Soon after India had won the inaugural T20 World Cup, I was in Ranchi on a reporting assignment. A hoarding had gone up outside Ranchi airport. It said, ‘Welcome to the city of World Cup winning Captain’. Mahendra Singh Dhoni belongs to Ranchi, a city that was not known as a cricketing destination till this boy with long golden locks from the HEC Colony broke onto the national scene. His locks and helicopter shots mesmerised no less than Pakistan’s martial law administrator Parvez Musharraf, who once famously said that he would not ‘cede even an inch’ to make India happy.
Musharraf’s appreciation of Dhoni left millions living east of the Wagah border proud. By December 30, 2014, when Mahendra Singh Dhoni decided to retire from Test cricket, Ranchi had become a cricketing pilgrimage in East Zone, next only to the vintage Eden Gardens of Kolkata. He used his resources and network to get the better of no less than Tatas, who controlled cricket in undivided Bihar and then Jharkhand from their industrial capital at Jamshedpur.
The English language media has hailed Dhoni’s decision to retire without a fuss as a representation of his enigmatic personality. If the small town boy from a lower-middle-class family decided to remain aloof from the glamour and glitz that courted him, considering that he held the second most important job in the country, the decision was not meant to be an enigmatic one. It only showcased his temperament to remain focused on the task at hand. He built his dream home in Ranchi, drove his Hummer and superbikes on the roads of the town he loved and married a middle-class girl after an “unnoticed by media” courtship at another small town, Dehradun, away from the metropolitan pizazz. No wonder, under him, a bunch of ‘aam cricketers’ blossomed into Team India.
Boys from Meerut, Kanpur, and Ghaziabad, away from the known cricketing Meccas of Mumbai, Delhi, and Bengaluru made their way into the team. True to his roots, he did not forget to honour his mentor Saurav Ganguly. Dhoni invited the Prince of Kolkata to lead the team in the last session of his last test. Only an enigmatic Dhoni could have done it. Mahendra Singh Dhoni, the small-town boy who took Indian Cricket to magnificent heights in every form of the game, has become a living legend.

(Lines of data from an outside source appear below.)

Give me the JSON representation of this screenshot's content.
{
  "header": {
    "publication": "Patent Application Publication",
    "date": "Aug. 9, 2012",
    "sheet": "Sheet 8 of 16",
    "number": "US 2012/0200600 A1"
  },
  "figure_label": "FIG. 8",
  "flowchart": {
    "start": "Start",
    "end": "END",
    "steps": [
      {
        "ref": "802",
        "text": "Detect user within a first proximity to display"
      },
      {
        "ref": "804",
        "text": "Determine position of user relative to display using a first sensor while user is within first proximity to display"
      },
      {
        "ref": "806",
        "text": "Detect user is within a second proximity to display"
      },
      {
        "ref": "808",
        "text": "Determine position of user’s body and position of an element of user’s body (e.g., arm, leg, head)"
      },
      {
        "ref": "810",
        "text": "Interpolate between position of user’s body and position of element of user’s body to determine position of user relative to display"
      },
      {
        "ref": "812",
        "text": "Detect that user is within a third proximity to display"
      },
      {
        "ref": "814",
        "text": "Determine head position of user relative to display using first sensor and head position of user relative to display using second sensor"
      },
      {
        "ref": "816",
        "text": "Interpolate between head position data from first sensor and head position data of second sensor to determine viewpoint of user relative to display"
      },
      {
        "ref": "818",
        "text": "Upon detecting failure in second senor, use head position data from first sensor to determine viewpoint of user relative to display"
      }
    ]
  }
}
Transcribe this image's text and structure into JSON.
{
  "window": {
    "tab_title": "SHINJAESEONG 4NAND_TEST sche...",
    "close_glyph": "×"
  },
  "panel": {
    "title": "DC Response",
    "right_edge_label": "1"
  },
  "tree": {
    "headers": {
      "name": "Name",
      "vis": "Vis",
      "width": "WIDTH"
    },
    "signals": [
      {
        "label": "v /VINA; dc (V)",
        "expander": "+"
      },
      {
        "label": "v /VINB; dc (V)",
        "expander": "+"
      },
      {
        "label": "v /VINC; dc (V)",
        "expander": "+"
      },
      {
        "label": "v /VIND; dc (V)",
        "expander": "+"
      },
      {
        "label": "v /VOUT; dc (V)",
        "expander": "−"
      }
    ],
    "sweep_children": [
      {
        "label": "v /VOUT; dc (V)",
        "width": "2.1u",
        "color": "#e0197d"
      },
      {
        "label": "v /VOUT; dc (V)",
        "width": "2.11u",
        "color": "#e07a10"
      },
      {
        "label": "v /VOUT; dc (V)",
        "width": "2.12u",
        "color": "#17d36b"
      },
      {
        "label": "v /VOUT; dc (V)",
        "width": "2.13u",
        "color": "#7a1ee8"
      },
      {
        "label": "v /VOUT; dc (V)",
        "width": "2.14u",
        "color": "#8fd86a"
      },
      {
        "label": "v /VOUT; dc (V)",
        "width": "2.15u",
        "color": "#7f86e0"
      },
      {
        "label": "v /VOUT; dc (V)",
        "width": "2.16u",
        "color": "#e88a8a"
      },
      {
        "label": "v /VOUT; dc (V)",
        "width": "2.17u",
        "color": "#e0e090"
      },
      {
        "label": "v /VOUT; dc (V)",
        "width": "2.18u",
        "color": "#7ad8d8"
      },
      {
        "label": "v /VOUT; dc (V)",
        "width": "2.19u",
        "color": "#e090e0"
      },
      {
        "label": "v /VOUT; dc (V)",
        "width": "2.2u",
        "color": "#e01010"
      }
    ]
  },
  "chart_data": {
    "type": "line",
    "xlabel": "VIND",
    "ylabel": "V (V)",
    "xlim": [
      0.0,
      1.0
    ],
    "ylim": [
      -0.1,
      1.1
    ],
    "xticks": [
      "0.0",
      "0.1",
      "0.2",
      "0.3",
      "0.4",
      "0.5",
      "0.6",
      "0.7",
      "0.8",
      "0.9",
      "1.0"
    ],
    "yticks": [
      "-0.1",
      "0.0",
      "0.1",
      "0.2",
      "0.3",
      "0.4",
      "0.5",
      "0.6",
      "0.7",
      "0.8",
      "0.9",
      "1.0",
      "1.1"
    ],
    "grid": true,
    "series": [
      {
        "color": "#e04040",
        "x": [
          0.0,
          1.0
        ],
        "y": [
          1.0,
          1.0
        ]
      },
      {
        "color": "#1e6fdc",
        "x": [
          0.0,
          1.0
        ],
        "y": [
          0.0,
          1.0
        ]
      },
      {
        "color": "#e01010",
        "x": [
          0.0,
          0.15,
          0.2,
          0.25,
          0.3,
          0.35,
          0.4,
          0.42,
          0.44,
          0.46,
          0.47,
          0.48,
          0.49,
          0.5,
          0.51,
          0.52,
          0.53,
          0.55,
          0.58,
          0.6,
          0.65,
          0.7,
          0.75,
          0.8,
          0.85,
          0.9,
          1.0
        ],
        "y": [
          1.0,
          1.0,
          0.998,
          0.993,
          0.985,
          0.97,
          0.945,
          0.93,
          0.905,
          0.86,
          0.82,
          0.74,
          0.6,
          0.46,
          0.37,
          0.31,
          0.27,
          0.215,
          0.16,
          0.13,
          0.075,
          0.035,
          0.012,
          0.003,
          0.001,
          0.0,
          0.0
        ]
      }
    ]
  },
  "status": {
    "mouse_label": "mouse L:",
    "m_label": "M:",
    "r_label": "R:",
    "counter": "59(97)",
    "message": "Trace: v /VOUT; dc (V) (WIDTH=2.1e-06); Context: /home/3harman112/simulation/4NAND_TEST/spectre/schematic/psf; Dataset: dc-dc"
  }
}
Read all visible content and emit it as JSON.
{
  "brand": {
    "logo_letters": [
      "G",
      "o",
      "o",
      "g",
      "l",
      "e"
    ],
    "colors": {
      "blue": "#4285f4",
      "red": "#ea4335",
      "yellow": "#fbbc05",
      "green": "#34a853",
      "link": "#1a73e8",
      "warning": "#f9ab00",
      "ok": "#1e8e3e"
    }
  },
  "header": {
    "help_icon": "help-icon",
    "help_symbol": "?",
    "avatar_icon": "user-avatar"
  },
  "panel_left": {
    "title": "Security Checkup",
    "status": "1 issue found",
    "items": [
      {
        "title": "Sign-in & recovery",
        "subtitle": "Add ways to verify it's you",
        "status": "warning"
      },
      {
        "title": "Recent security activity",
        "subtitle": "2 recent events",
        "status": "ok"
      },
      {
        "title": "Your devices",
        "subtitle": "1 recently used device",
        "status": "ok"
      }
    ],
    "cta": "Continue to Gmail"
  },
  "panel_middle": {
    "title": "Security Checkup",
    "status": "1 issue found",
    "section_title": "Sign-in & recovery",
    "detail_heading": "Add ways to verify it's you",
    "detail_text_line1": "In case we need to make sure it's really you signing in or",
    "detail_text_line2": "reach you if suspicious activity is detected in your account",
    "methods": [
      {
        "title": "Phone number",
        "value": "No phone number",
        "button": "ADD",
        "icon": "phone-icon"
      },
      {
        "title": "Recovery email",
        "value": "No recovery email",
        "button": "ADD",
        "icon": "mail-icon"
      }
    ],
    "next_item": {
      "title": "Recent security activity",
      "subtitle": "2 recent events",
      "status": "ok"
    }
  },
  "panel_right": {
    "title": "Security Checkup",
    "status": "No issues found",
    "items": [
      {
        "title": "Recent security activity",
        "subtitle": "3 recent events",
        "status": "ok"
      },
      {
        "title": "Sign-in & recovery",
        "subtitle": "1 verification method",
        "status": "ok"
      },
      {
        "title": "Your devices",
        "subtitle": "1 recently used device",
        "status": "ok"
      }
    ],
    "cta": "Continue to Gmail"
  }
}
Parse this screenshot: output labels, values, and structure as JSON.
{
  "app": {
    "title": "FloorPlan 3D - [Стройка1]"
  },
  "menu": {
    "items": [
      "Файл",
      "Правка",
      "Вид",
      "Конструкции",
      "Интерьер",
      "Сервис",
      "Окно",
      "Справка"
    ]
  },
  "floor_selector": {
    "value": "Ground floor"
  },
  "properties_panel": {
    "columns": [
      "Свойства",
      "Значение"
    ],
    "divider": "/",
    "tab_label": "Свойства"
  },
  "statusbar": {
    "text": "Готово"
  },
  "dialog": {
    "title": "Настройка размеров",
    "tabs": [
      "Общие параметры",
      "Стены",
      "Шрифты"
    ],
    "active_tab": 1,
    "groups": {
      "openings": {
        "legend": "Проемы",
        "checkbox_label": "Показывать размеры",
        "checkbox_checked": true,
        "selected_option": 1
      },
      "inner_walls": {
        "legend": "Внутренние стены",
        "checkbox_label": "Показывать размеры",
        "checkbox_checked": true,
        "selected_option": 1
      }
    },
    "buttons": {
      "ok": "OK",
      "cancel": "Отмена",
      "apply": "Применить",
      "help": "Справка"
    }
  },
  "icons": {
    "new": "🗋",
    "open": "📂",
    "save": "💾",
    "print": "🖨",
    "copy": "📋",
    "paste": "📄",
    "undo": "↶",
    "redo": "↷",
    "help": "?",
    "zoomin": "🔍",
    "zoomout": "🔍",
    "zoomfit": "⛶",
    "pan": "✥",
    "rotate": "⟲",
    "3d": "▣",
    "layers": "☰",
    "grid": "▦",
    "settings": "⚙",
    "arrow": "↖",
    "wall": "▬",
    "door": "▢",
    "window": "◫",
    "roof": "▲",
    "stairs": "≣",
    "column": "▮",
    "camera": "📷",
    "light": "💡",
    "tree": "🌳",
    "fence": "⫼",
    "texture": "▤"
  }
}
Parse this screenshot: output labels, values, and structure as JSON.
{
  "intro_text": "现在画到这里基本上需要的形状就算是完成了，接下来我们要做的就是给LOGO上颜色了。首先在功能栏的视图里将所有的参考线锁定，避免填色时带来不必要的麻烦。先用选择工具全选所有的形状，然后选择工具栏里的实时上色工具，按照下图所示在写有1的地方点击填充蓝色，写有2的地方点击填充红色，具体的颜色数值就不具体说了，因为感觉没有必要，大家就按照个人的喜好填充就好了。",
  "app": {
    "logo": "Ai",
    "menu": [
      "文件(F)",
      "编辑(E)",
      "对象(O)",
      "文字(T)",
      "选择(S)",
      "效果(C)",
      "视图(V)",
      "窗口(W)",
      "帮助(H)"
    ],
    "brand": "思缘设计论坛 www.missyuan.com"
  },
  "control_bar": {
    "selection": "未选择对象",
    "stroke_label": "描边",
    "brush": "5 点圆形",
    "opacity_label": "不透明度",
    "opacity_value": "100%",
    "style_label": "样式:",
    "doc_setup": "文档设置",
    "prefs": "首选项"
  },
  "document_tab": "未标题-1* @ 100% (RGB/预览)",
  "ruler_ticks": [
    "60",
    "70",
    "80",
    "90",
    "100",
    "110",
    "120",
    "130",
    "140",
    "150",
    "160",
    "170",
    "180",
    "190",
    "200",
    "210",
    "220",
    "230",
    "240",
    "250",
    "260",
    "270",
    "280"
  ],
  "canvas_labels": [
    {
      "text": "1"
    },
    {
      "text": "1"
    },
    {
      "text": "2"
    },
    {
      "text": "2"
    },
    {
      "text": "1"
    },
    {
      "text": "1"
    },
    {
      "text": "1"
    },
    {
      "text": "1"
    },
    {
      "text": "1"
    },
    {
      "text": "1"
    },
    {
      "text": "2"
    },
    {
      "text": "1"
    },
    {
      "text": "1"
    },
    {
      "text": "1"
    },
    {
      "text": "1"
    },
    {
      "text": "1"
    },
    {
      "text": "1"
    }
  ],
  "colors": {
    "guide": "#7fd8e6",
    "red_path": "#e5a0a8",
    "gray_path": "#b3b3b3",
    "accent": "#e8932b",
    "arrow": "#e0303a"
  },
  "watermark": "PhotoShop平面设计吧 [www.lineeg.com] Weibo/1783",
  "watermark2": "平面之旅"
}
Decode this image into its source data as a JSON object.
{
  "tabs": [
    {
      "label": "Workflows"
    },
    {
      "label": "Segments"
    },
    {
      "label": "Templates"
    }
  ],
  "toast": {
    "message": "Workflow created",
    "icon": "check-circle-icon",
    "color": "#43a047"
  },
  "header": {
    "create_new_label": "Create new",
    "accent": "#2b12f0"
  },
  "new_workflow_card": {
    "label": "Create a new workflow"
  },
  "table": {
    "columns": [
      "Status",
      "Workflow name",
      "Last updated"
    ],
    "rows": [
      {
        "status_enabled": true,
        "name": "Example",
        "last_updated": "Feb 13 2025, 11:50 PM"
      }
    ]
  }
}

It is seldom that a biopic is even planned for a sportsman who is still playing. But such has been this small-town boy’s story that a biopic was not only planned but the film even went on to become one of the biggest grosser of the year at the box office. And it was not charisma of the Khans of Bollywood which brought people to the cinema halls but the magnetism of the personality of the living legend. As the biopic tells us, Dhoni’s career was built on making decisive moves at right moments.
As a reporter on his retirement wrote, gut feeling and a sense of timing have always marked Mahendra Singh Dhoni’s decision-making process in his illustrious captaincy stint, and he once again showed that when he ‘stumped’ one and all with his decision to step down as skipper of India’s limited overs team. He did not care that the one-day match at Pune beginning on January 15 would have been his 200th as Captain. His gut feeling said that Virat Kohli was ready for the job, and he decided to make way for him.
Having won two World Cups and one champion’s trophy for the country, nobody can take away the fact that Mahendra Singh Dhoni would remain India’s greatest limited overs matches’ Captain. The cricket lovers would never forget the many moments of joy, happiness and pride he has given them.
(Sidharth Mishra is President, Centre for Reforms, Development & Justice and Consulting Editor, Millennium Post. The views expressed are strictly personal.)